• [Task directions]:
If a line of the data below contains the string "title", copy it into your answer.

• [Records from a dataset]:
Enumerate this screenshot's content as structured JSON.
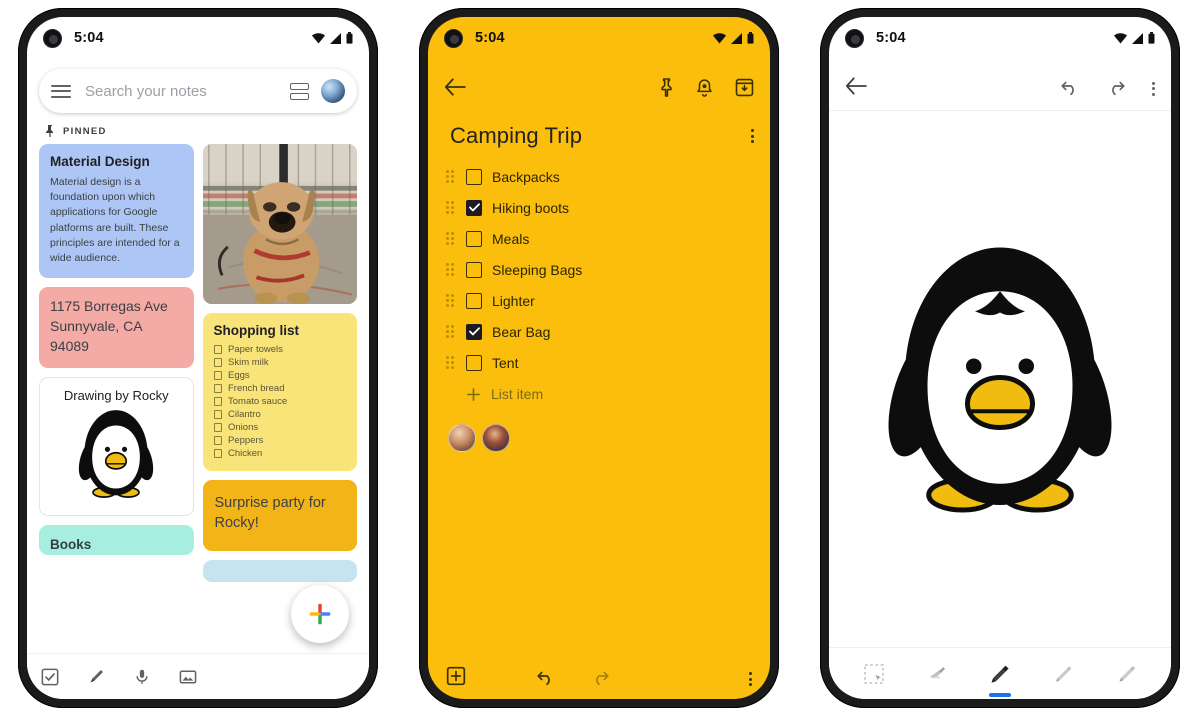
{
  "statusbar": {
    "time": "5:04",
    "wifi_icon": "wifi-icon",
    "signal_icon": "signal-icon",
    "battery_icon": "battery-icon"
  },
  "phone1": {
    "search": {
      "placeholder": "Search your notes",
      "menu_icon": "hamburger-menu-icon",
      "view_toggle_icon": "list-view-toggle-icon",
      "avatar_icon": "profile-avatar-icon"
    },
    "section": {
      "pin_icon": "pin-icon",
      "label": "PINNED"
    },
    "notes": [
      {
        "id": "material-design",
        "color": "#aec6f5",
        "title": "Material Design",
        "body": "Material design is a foundation upon which applications for Google platforms are built. These principles are intended for a wide audience."
      },
      {
        "id": "dog-photo",
        "color": "#b7a894",
        "kind": "photo",
        "alt": "dog-photo"
      },
      {
        "id": "address",
        "color": "#f4aaa5",
        "body": "1175 Borregas Ave Sunnyvale, CA 94089"
      },
      {
        "id": "shopping-list",
        "color": "#f8e479",
        "title": "Shopping list",
        "items": [
          "Paper towels",
          "Skim milk",
          "Eggs",
          "French bread",
          "Tomato sauce",
          "Cilantro",
          "Onions",
          "Peppers",
          "Chicken"
        ]
      },
      {
        "id": "drawing-by-rocky",
        "color": "#ffffff",
        "title": "Drawing by Rocky",
        "kind": "drawing"
      },
      {
        "id": "surprise-party",
        "color": "#f2b416",
        "body": "Surprise party for Rocky!"
      },
      {
        "id": "books",
        "color": "#a6eedf",
        "title": "Books"
      },
      {
        "id": "partial-blue",
        "color": "#c6e4ef",
        "title": ""
      }
    ],
    "bottom_bar": [
      {
        "name": "new-list-icon",
        "label": "New list"
      },
      {
        "name": "new-drawing-icon",
        "label": "New drawing"
      },
      {
        "name": "new-voice-note-icon",
        "label": "New recording"
      },
      {
        "name": "new-image-note-icon",
        "label": "New image note"
      }
    ],
    "fab": {
      "name": "create-note-fab",
      "label": "Create note",
      "colors": [
        "#4285f4",
        "#ea4335",
        "#fbbc05",
        "#34a853"
      ]
    }
  },
  "phone2": {
    "background": "#fcbe0d",
    "appbar": {
      "back_icon": "back-arrow-icon",
      "actions": [
        {
          "name": "pin-icon",
          "label": "Pin note"
        },
        {
          "name": "reminder-bell-icon",
          "label": "Remind me"
        },
        {
          "name": "archive-icon",
          "label": "Archive"
        }
      ]
    },
    "title": "Camping Trip",
    "overflow_icon": "more-options-icon",
    "tasks": [
      {
        "label": "Backpacks",
        "checked": false
      },
      {
        "label": "Hiking boots",
        "checked": true
      },
      {
        "label": "Meals",
        "checked": false
      },
      {
        "label": "Sleeping Bags",
        "checked": false
      },
      {
        "label": "Lighter",
        "checked": false
      },
      {
        "label": "Bear Bag",
        "checked": true
      },
      {
        "label": "Tent",
        "checked": false
      }
    ],
    "add_item": {
      "icon": "plus-icon",
      "label": "List item"
    },
    "collaborators": [
      {
        "name": "collaborator-avatar-1"
      },
      {
        "name": "collaborator-avatar-2"
      }
    ],
    "bottom_bar": {
      "add_icon": "add-box-icon",
      "undo_icon": "undo-icon",
      "redo_icon": "redo-icon",
      "overflow_icon": "more-options-icon"
    }
  },
  "phone3": {
    "appbar": {
      "back_icon": "back-arrow-icon",
      "undo_icon": "undo-icon",
      "redo_icon": "redo-icon",
      "overflow_icon": "more-options-icon"
    },
    "canvas": {
      "drawing": "penguin-drawing"
    },
    "tools": [
      {
        "name": "selection-tool-icon",
        "label": "Select",
        "active": false
      },
      {
        "name": "eraser-tool-icon",
        "label": "Eraser",
        "active": false
      },
      {
        "name": "marker-tool-icon",
        "label": "Marker",
        "active": true
      },
      {
        "name": "pen-tool-icon",
        "label": "Pen",
        "active": false
      },
      {
        "name": "highlighter-tool-icon",
        "label": "Highlighter",
        "active": false
      }
    ],
    "active_indicator_color": "#1a73e8"
  }
}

• [Result below]:
        "title": "Material Design",
        "title": "Shopping list",
        "title": "Drawing by Rocky",
        "title": "Books"
        "title": ""
    "title": "Camping Trip",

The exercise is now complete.